The Great Depression was biting into Canada when three unemployed men hatched a plot to hold up a small grocery store in Philip Street, a poorly lit cul-de-sac in London, Ontario, run by 65-year-old Samuel Weinstein.

Walter Ramesbottom, 18, was the hold-up man, Henry Quinn, 36, the look-out, and Henry Traxler waited in the comfort of his living-room for the result. But when Ramesbottom pulled his gun the store owner grabbed his arm. They grappled, the gun went off, and Weinstein was fatally wounded.

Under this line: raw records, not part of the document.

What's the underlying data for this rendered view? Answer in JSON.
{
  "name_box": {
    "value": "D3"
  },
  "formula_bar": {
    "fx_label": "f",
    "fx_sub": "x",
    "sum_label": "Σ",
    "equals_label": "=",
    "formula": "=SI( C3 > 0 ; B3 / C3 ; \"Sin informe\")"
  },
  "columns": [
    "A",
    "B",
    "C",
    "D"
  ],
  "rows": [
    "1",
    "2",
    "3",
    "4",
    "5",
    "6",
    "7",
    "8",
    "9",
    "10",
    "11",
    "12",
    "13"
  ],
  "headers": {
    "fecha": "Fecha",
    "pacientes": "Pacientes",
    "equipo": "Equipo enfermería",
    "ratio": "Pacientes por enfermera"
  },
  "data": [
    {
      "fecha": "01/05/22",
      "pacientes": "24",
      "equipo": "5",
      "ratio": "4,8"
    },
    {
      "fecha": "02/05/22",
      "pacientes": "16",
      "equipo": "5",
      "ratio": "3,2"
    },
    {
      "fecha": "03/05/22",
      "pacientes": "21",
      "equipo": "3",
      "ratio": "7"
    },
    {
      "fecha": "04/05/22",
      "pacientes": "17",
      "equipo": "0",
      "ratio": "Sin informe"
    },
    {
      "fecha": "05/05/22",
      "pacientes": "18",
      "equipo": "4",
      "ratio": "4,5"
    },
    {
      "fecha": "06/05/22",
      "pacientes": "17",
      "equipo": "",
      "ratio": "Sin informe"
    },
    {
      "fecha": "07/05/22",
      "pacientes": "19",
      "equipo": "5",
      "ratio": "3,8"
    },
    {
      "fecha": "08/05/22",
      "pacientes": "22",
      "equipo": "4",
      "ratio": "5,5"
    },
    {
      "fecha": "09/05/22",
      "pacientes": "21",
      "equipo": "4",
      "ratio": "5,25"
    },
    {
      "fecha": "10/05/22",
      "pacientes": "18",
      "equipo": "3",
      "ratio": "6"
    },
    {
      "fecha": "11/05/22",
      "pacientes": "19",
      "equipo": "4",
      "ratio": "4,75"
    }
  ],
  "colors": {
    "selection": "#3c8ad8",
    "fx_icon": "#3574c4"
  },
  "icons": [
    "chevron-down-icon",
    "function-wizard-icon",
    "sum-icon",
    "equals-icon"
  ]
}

Plenty of witnesses saw Ramesbottom fleeing from the shop, and the stolen getaway car he was driving was caught in a police roadblock. He was found guilty of murder and hanged on Tuesday, April 26th, 1932. Quinn followed his partner to the same scaffold two months later and Traxler was jailed for two years.